Microsoft adds faster virtual machines to its Azure cloud


Microsoft Corp. has added a new series of virtual machines to its Azure cloud platform that are aimed at tackling cloud-based workloads with high storage requirements.

The new VMs, or computers emulated in software that can be run on a variety of data center or cloud systems, are called the L Series for Storage, and they’re optimized for cloud workloads that require low latency, such as NoSQL databases, including Cassandra, MongoDB and Redis, the company said in an announcement.

“This new series of VMs offers from up to 32 CPU [central processing unit] cores, using the Intel Xeon processor E5 v3 family, similar to the CPU performance of the G-Series that is currently available,” Jon Beck, principal program manager at Microsoft Azure, wrote in a blog post Friday.

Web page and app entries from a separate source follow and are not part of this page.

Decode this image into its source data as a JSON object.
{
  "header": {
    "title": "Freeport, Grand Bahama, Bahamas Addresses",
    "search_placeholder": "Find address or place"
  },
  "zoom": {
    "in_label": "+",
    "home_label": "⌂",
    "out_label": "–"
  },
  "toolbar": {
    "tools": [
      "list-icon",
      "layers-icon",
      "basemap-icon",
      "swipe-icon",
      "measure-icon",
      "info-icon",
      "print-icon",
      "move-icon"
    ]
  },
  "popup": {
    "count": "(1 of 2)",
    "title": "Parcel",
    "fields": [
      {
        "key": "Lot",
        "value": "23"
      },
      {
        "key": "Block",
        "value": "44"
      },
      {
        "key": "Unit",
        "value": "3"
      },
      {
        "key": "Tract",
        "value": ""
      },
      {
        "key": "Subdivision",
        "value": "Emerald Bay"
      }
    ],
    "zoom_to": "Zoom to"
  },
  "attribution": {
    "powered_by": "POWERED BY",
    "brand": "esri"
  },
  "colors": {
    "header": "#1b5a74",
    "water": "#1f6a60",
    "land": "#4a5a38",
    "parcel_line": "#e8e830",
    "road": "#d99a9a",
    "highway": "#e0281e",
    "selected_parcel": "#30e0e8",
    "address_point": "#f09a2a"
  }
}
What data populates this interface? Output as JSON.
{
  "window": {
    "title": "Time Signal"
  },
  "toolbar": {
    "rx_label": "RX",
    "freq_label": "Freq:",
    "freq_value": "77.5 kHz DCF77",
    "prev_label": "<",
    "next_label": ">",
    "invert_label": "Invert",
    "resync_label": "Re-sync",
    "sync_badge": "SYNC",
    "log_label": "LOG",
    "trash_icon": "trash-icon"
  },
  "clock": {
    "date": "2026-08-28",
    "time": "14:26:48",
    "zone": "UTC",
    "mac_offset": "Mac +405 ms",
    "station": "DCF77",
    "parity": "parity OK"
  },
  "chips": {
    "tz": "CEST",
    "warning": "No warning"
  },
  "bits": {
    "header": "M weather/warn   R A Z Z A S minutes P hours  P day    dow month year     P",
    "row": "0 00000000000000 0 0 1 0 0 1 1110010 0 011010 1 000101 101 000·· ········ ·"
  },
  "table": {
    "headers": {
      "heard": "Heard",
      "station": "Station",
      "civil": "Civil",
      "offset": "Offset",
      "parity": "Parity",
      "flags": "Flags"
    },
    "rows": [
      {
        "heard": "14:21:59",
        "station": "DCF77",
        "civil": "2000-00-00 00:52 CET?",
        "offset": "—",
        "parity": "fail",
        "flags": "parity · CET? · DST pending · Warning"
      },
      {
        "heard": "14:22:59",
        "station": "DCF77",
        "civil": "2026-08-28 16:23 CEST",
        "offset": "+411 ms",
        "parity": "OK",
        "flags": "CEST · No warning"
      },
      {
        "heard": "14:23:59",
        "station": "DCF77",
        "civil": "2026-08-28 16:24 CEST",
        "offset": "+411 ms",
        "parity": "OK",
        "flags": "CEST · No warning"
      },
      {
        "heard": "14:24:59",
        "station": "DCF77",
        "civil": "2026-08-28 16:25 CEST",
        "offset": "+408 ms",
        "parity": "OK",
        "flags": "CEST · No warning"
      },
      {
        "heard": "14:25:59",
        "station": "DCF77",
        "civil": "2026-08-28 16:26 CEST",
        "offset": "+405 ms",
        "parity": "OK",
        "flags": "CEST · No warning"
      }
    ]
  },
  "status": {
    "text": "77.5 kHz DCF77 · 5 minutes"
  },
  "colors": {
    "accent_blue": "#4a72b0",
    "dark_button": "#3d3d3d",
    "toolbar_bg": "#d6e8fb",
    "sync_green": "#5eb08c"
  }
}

Microsoft’s G-Series Azure VMs have been around for a while, sporting a combination of Intel’s server processors and solid-state drive storage. The new L-Series offers four new VM sizes from four cores, 32 gigabytes of memory and 678 GB of fast local storage up to 32 cores, 256 GB of memory and over 5.6 terabytes of local storage. Microsoft said the new L-Series VMs will initially be available in five North American Azure regions and also the Australia East region, with more to come.

Also last week, Microsoft announced a new feature for Azure Backup customers that allows them to instantly recover selected files from their Linux VM cloud backups. The feature, made available for Windows VM backups last month, gives users a way to validate backups or retrieve files in case of accidental deletion.

In addition, the new option also allows users to mount application files to application instances without restoring them first. The company also made a short video that shows how to perform the recovery process.

The same day, Microsoft also announced a new update for its StorSimple 8000 series hybrid-cloud storage product. Among the highlights are a new heat map-based restore process that enables better access to data during device restore operations. There’s also a heat map for frequently accessed data, which allows for the automatic restoration of data from the cloud.

Image: Microsoft